ApocaLIPs Now #flhousemovietitles


Sine Die Hard


A Walk(out) to Remember. #flhousemovietitles

@KatieLSanders (uh that's me)

No Country for Old Men #flhousemovietitles


Crouching Crisafulli, Hidden Corcoran #flhousemovietitles


Mission Impossible. #flhousemovietitles


Ten Things I Hate About You (the Senate) #flhousemovietitles


The Passion of the Crisafulli #flhousemovietitles


Dude where's my bill? #flhousemovietitles


The (Re)vengers #flhousemovietitles


Kill Bills #flhousemovietitles


Tons from this year's Oscars work without adjustment: Wild, The Theory of Everything and of course, WHIPLASH #flhousemovietitles


--KATIE SANDERS, Tampa Bay Times

Presidential hopeful Bernie Sanders on the Truth-O-Meter

With Sen. Bernie Sanders, I-Vt., expected to announce soon that he’s running for president in 2016, we thought we’d take a look back at his record on the Truth-O-Meter.

Sanders is an Independent, but he caucuses with Senate Democrats, and he isexpected to join the Democratic primary race -- a field that so far officially includes only former Secretary of State Hillary Clinton. Before becoming a senator in 2007, Sanders was a member of the House of Representatives and mayor of Burlington, Vermont’s largest city.

Sanders’ record over the past five years includes five Trues, four Mostly Trues, fourHalf Trues, one Mostly False, four Falses and zero Pants on Fires.

Turn to Lauren Carroll's story from PolitiFact to learn more about Sanders. PolitiFact also has Truth-O-Meter files for other presidential hopefuls including Sen. Marco Rubio and former Gov. Jeb Bush.

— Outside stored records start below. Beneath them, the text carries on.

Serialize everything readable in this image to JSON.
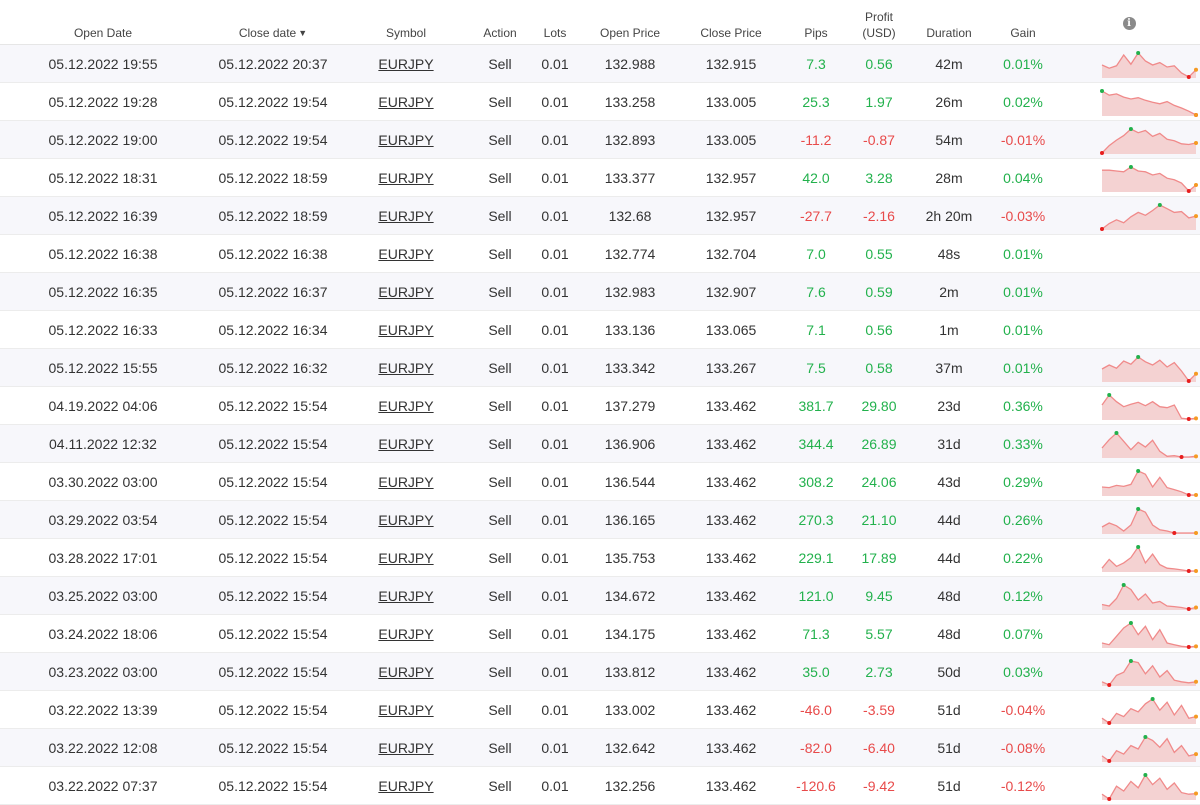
{
  "headers": {
    "open_date": "Open Date",
    "close_date": "Close date",
    "sort_arrow": "▼",
    "symbol": "Symbol",
    "action": "Action",
    "lots": "Lots",
    "open_price": "Open Price",
    "close_price": "Close Price",
    "pips": "Pips",
    "profit_line1": "Profit",
    "profit_line2": "(USD)",
    "duration": "Duration",
    "gain": "Gain",
    "info_icon": "i"
  },
  "colors": {
    "positive": "#22b14c",
    "negative": "#e84a4a",
    "spark_line": "#f08a8a",
    "spark_fill": "#f4d2d2",
    "spark_high": "#22b14c",
    "spark_low": "#e81e1e",
    "spark_end": "#f59a23"
  },
  "rows": [
    {
      "open": "05.12.2022 19:55",
      "close": "05.12.2022 20:37",
      "symbol": "EURJPY",
      "action": "Sell",
      "lots": "0.01",
      "open_price": "132.988",
      "close_price": "132.915",
      "pips": "7.3",
      "profit": "0.56",
      "duration": "42m",
      "gain": "0.01%",
      "spark": [
        60,
        52,
        58,
        85,
        62,
        90,
        70,
        60,
        66,
        55,
        58,
        40,
        30,
        48
      ]
    },
    {
      "open": "05.12.2022 19:28",
      "close": "05.12.2022 19:54",
      "symbol": "EURJPY",
      "action": "Sell",
      "lots": "0.01",
      "open_price": "133.258",
      "close_price": "133.005",
      "pips": "25.3",
      "profit": "1.97",
      "duration": "26m",
      "gain": "0.02%",
      "spark": [
        95,
        82,
        86,
        76,
        70,
        74,
        66,
        60,
        55,
        62,
        50,
        42,
        32,
        20
      ]
    },
    {
      "open": "05.12.2022 19:00",
      "close": "05.12.2022 19:54",
      "symbol": "EURJPY",
      "action": "Sell",
      "lots": "0.01",
      "open_price": "132.893",
      "close_price": "133.005",
      "pips": "-11.2",
      "profit": "-0.87",
      "duration": "54m",
      "gain": "-0.01%",
      "spark": [
        25,
        45,
        60,
        72,
        90,
        80,
        86,
        70,
        78,
        62,
        58,
        50,
        48,
        52
      ]
    },
    {
      "open": "05.12.2022 18:31",
      "close": "05.12.2022 18:59",
      "symbol": "EURJPY",
      "action": "Sell",
      "lots": "0.01",
      "open_price": "133.377",
      "close_price": "132.957",
      "pips": "42.0",
      "profit": "3.28",
      "duration": "28m",
      "gain": "0.04%",
      "spark": [
        82,
        82,
        80,
        78,
        90,
        80,
        78,
        70,
        74,
        62,
        58,
        50,
        30,
        45
      ]
    },
    {
      "open": "05.12.2022 16:39",
      "close": "05.12.2022 18:59",
      "symbol": "EURJPY",
      "action": "Sell",
      "lots": "0.01",
      "open_price": "132.68",
      "close_price": "132.957",
      "pips": "-27.7",
      "profit": "-2.16",
      "duration": "2h 20m",
      "gain": "-0.03%",
      "spark": [
        25,
        40,
        50,
        42,
        58,
        70,
        62,
        75,
        90,
        80,
        70,
        72,
        55,
        60
      ]
    },
    {
      "open": "05.12.2022 16:38",
      "close": "05.12.2022 16:38",
      "symbol": "EURJPY",
      "action": "Sell",
      "lots": "0.01",
      "open_price": "132.774",
      "close_price": "132.704",
      "pips": "7.0",
      "profit": "0.55",
      "duration": "48s",
      "gain": "0.01%",
      "spark": []
    },
    {
      "open": "05.12.2022 16:35",
      "close": "05.12.2022 16:37",
      "symbol": "EURJPY",
      "action": "Sell",
      "lots": "0.01",
      "open_price": "132.983",
      "close_price": "132.907",
      "pips": "7.6",
      "profit": "0.59",
      "duration": "2m",
      "gain": "0.01%",
      "spark": []
    },
    {
      "open": "05.12.2022 16:33",
      "close": "05.12.2022 16:34",
      "symbol": "EURJPY",
      "action": "Sell",
      "lots": "0.01",
      "open_price": "133.136",
      "close_price": "133.065",
      "pips": "7.1",
      "profit": "0.56",
      "duration": "1m",
      "gain": "0.01%",
      "spark": []
    },
    {
      "open": "05.12.2022 15:55",
      "close": "05.12.2022 16:32",
      "symbol": "EURJPY",
      "action": "Sell",
      "lots": "0.01",
      "open_price": "133.342",
      "close_price": "133.267",
      "pips": "7.5",
      "profit": "0.58",
      "duration": "37m",
      "gain": "0.01%",
      "spark": [
        60,
        70,
        62,
        80,
        72,
        90,
        78,
        70,
        82,
        65,
        76,
        55,
        30,
        48
      ]
    },
    {
      "open": "04.19.2022 04:06",
      "close": "05.12.2022 15:54",
      "symbol": "EURJPY",
      "action": "Sell",
      "lots": "0.01",
      "open_price": "137.279",
      "close_price": "133.462",
      "pips": "381.7",
      "profit": "29.80",
      "duration": "23d",
      "gain": "0.36%",
      "spark": [
        60,
        90,
        70,
        55,
        62,
        68,
        58,
        70,
        55,
        52,
        60,
        20,
        18,
        20
      ]
    },
    {
      "open": "04.11.2022 12:32",
      "close": "05.12.2022 15:54",
      "symbol": "EURJPY",
      "action": "Sell",
      "lots": "0.01",
      "open_price": "136.906",
      "close_price": "133.462",
      "pips": "344.4",
      "profit": "26.89",
      "duration": "31d",
      "gain": "0.33%",
      "spark": [
        45,
        70,
        90,
        65,
        40,
        62,
        48,
        68,
        35,
        20,
        22,
        18,
        18,
        20
      ]
    },
    {
      "open": "03.30.2022 03:00",
      "close": "05.12.2022 15:54",
      "symbol": "EURJPY",
      "action": "Sell",
      "lots": "0.01",
      "open_price": "136.544",
      "close_price": "133.462",
      "pips": "308.2",
      "profit": "24.06",
      "duration": "43d",
      "gain": "0.29%",
      "spark": [
        40,
        38,
        45,
        42,
        48,
        90,
        80,
        40,
        70,
        38,
        32,
        25,
        15,
        15
      ]
    },
    {
      "open": "03.29.2022 03:54",
      "close": "05.12.2022 15:54",
      "symbol": "EURJPY",
      "action": "Sell",
      "lots": "0.01",
      "open_price": "136.165",
      "close_price": "133.462",
      "pips": "270.3",
      "profit": "21.10",
      "duration": "44d",
      "gain": "0.26%",
      "spark": [
        45,
        55,
        48,
        35,
        50,
        90,
        82,
        50,
        38,
        35,
        30,
        30,
        30,
        30
      ]
    },
    {
      "open": "03.28.2022 17:01",
      "close": "05.12.2022 15:54",
      "symbol": "EURJPY",
      "action": "Sell",
      "lots": "0.01",
      "open_price": "135.753",
      "close_price": "133.462",
      "pips": "229.1",
      "profit": "17.89",
      "duration": "44d",
      "gain": "0.22%",
      "spark": [
        30,
        55,
        35,
        45,
        60,
        90,
        45,
        70,
        40,
        30,
        28,
        25,
        22,
        22
      ]
    },
    {
      "open": "03.25.2022 03:00",
      "close": "05.12.2022 15:54",
      "symbol": "EURJPY",
      "action": "Sell",
      "lots": "0.01",
      "open_price": "134.672",
      "close_price": "133.462",
      "pips": "121.0",
      "profit": "9.45",
      "duration": "48d",
      "gain": "0.12%",
      "spark": [
        25,
        20,
        45,
        90,
        75,
        40,
        60,
        30,
        35,
        20,
        18,
        15,
        10,
        15
      ]
    },
    {
      "open": "03.24.2022 18:06",
      "close": "05.12.2022 15:54",
      "symbol": "EURJPY",
      "action": "Sell",
      "lots": "0.01",
      "open_price": "134.175",
      "close_price": "133.462",
      "pips": "71.3",
      "profit": "5.57",
      "duration": "48d",
      "gain": "0.07%",
      "spark": [
        30,
        25,
        50,
        75,
        90,
        55,
        80,
        40,
        70,
        30,
        25,
        20,
        18,
        20
      ]
    },
    {
      "open": "03.23.2022 03:00",
      "close": "05.12.2022 15:54",
      "symbol": "EURJPY",
      "action": "Sell",
      "lots": "0.01",
      "open_price": "133.812",
      "close_price": "133.462",
      "pips": "35.0",
      "profit": "2.73",
      "duration": "50d",
      "gain": "0.03%",
      "spark": [
        25,
        15,
        45,
        55,
        90,
        85,
        50,
        75,
        40,
        60,
        30,
        25,
        22,
        25
      ]
    },
    {
      "open": "03.22.2022 13:39",
      "close": "05.12.2022 15:54",
      "symbol": "EURJPY",
      "action": "Sell",
      "lots": "0.01",
      "open_price": "133.002",
      "close_price": "133.462",
      "pips": "-46.0",
      "profit": "-3.59",
      "duration": "51d",
      "gain": "-0.04%",
      "spark": [
        30,
        15,
        45,
        35,
        60,
        50,
        75,
        90,
        55,
        80,
        40,
        70,
        30,
        35
      ]
    },
    {
      "open": "03.22.2022 12:08",
      "close": "05.12.2022 15:54",
      "symbol": "EURJPY",
      "action": "Sell",
      "lots": "0.01",
      "open_price": "132.642",
      "close_price": "133.462",
      "pips": "-82.0",
      "profit": "-6.40",
      "duration": "51d",
      "gain": "-0.08%",
      "spark": [
        35,
        20,
        50,
        40,
        65,
        55,
        90,
        80,
        60,
        85,
        45,
        65,
        35,
        40
      ]
    },
    {
      "open": "03.22.2022 07:37",
      "close": "05.12.2022 15:54",
      "symbol": "EURJPY",
      "action": "Sell",
      "lots": "0.01",
      "open_price": "132.256",
      "close_price": "133.462",
      "pips": "-120.6",
      "profit": "-9.42",
      "duration": "51d",
      "gain": "-0.12%",
      "spark": [
        30,
        15,
        55,
        40,
        70,
        50,
        90,
        60,
        80,
        45,
        65,
        35,
        30,
        32
      ]
    }
  ]
}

Jeff Clemens rejects congressional run because 'Tally is so entertaining lately'

Here's the release from Sen. Jeff Clemens, announcing he will not run for Congress, in the district opening up by U.S. Rep. Patrick Murphy's run for U.S. Senate. It's worth the read:

Today, State Senator Jeff Clemens (D-Lake Worth) announced that he will remain focused on his re-election to Senate District 27, eschewing a run for the open Congressional seat in Florida District 18. 

“Why would I run for Congress, when Tallahassee has become so entertaining lately?” asked Clemens, who has been mentioned as a future Minority Leader candidate in the Senate. “Besides, I have a tremendous amount of confidence that we’ll have a fantastic candidate who will keep that seat in Democratic hands.” 

Clemens, who while in the House was named by Florida Trend magazine as one of the three most promising rookie lawmakers (interestingly, with Rep. Richard Corcoran, R-Happy, and Matt Gaetz R-Bashful), represents a solidly Democratic district in central Palm Beach County that includes West Palm Beach, Riviera Beach, Lake Worth and Palm Beach, amongst others. 

He has made his mark in the legislature as a proponent of reforming the criminal justice system, expanding voting rights, protecting the middle class and allowing terminally ill people to get really high. This year, Clemens’ legislative success extended to the passage of his bills regulating sober homes and creating an online voter registration system, not to mention an appearance on The Daily Show when he tried to coerce a state employee into saying the words “climate change.” 

“I still have a lot of things I want to accomplish in Tallahassee, and I’m hoping that some of them will involve getting more people to be afraid of words,” Clemens said. “Oh, and climate change. It would be good for them to fear actual climate change, too.” 

Thursday: Five Things to Watch in Tallahassee

This should be Day 59 of the 2015 legislative session. Ordinarily, lobbyists and lawmakers and activists would be scrambling to get their bills passed and their projects funded in the waning hours of session. But this year? Crickets.